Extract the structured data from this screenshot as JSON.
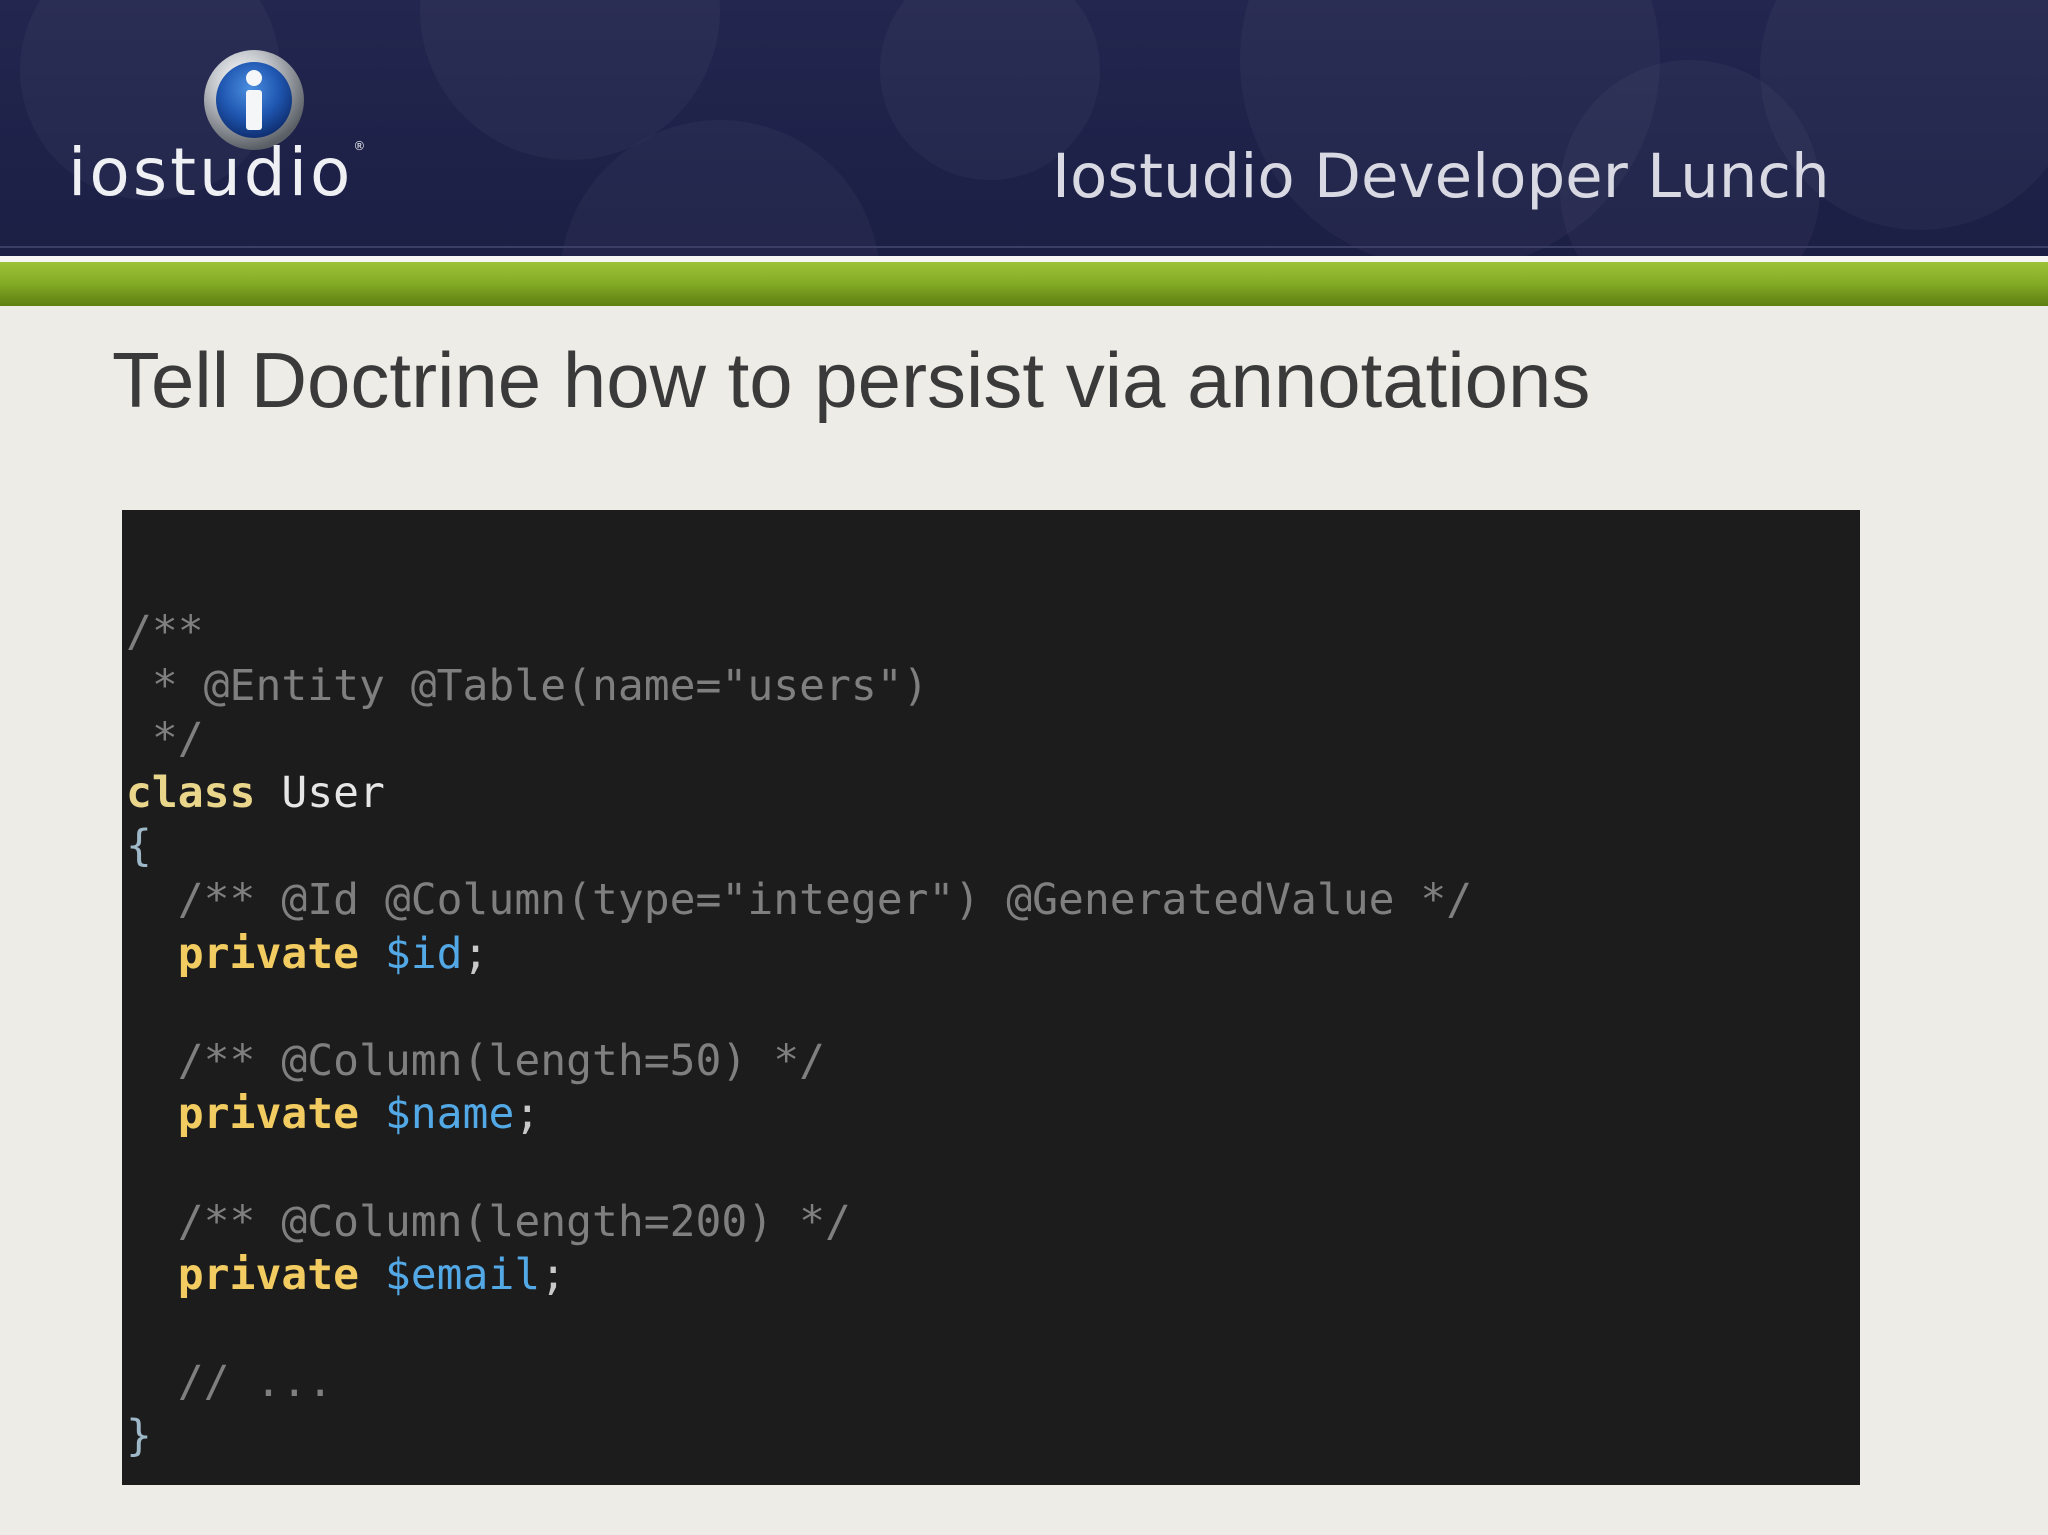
{
  "header": {
    "logo_text": "iostudio",
    "logo_mark": "®",
    "title": "Iostudio Developer Lunch"
  },
  "slide": {
    "title": "Tell Doctrine how to persist via annotations"
  },
  "code": {
    "lines": [
      {
        "comment": "/**"
      },
      {
        "comment": " * @Entity @Table(name=\"users\")"
      },
      {
        "comment": " */"
      },
      {
        "keyword": "class",
        "name": "User"
      },
      {
        "brace": "{"
      },
      {
        "comment": "  /** @Id @Column(type=\"integer\") @GeneratedValue */"
      },
      {
        "keyword": "private",
        "variable": "$id",
        "punct": ";"
      },
      {
        "blank": ""
      },
      {
        "comment": "  /** @Column(length=50) */"
      },
      {
        "keyword": "private",
        "variable": "$name",
        "punct": ";"
      },
      {
        "blank": ""
      },
      {
        "comment": "  /** @Column(length=200) */"
      },
      {
        "keyword": "private",
        "variable": "$email",
        "punct": ";"
      },
      {
        "blank": ""
      },
      {
        "comment": "  // ..."
      },
      {
        "brace": "}"
      }
    ]
  },
  "colors": {
    "header_bg": "#1e2249",
    "accent_green": "#86ad26",
    "code_bg": "#1c1c1d",
    "comment": "#7f7f7f",
    "keyword": "#f2cc60",
    "variable": "#53a8e6"
  }
}
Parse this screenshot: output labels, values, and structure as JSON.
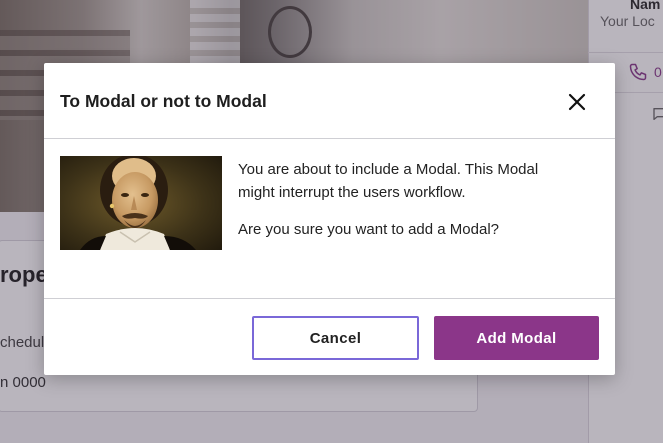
{
  "background": {
    "agent_name": "Nam",
    "agent_location": "Your Loc",
    "phone_prefix": "0",
    "detail_title": "rope",
    "detail_subtitle": "chedul",
    "detail_number": "n 0000"
  },
  "modal": {
    "title": "To Modal or not to Modal",
    "image_alt": "Portrait of William Shakespeare",
    "paragraph_1": "You are about to include a Modal. This Modal might interrupt the users workflow.",
    "paragraph_2": "Are you sure you want to add a Modal?",
    "cancel_label": "Cancel",
    "confirm_label": "Add Modal",
    "close_icon": "close-icon"
  },
  "colors": {
    "primary": "#8b3689",
    "cancel_border": "#7a68d8",
    "overlay": "rgba(50,38,62,0.34)"
  }
}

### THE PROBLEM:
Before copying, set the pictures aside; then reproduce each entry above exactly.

### ANSWER FOR THE TASK:
Extract the structured data from this screenshot as JSON.
{
  "header": {
    "logo_text": "iostudio",
    "logo_mark": "®",
    "title": "Iostudio Developer Lunch"
  },
  "slide": {
    "title": "Tell Doctrine how to persist via annotations"
  },
  "code": {
    "lines": [
      {
        "comment": "/**"
      },
      {
        "comment": " * @Entity @Table(name=\"users\")"
      },
      {
        "comment": " */"
      },
      {
        "keyword": "class",
        "name": "User"
      },
      {
        "brace": "{"
      },
      {
        "comment": "  /** @Id @Column(type=\"integer\") @GeneratedValue */"
      },
      {
        "keyword": "private",
        "variable": "$id",
        "punct": ";"
      },
      {
        "blank": ""
      },
      {
        "comment": "  /** @Column(length=50) */"
      },
      {
        "keyword": "private",
        "variable": "$name",
        "punct": ";"
      },
      {
        "blank": ""
      },
      {
        "comment": "  /** @Column(length=200) */"
      },
      {
        "keyword": "private",
        "variable": "$email",
        "punct": ";"
      },
      {
        "blank": ""
      },
      {
        "comment": "  // ..."
      },
      {
        "brace": "}"
      }
    ]
  },
  "colors": {
    "header_bg": "#1e2249",
    "accent_green": "#86ad26",
    "code_bg": "#1c1c1d",
    "comment": "#7f7f7f",
    "keyword": "#f2cc60",
    "variable": "#53a8e6"
  }
}
Parse this screenshot: output labels, values, and structure as JSON.
{
  "background": {
    "agent_name": "Nam",
    "agent_location": "Your Loc",
    "phone_prefix": "0",
    "detail_title": "rope",
    "detail_subtitle": "chedul",
    "detail_number": "n 0000"
  },
  "modal": {
    "title": "To Modal or not to Modal",
    "image_alt": "Portrait of William Shakespeare",
    "paragraph_1": "You are about to include a Modal. This Modal might interrupt the users workflow.",
    "paragraph_2": "Are you sure you want to add a Modal?",
    "cancel_label": "Cancel",
    "confirm_label": "Add Modal",
    "close_icon": "close-icon"
  },
  "colors": {
    "primary": "#8b3689",
    "cancel_border": "#7a68d8",
    "overlay": "rgba(50,38,62,0.34)"
  }
}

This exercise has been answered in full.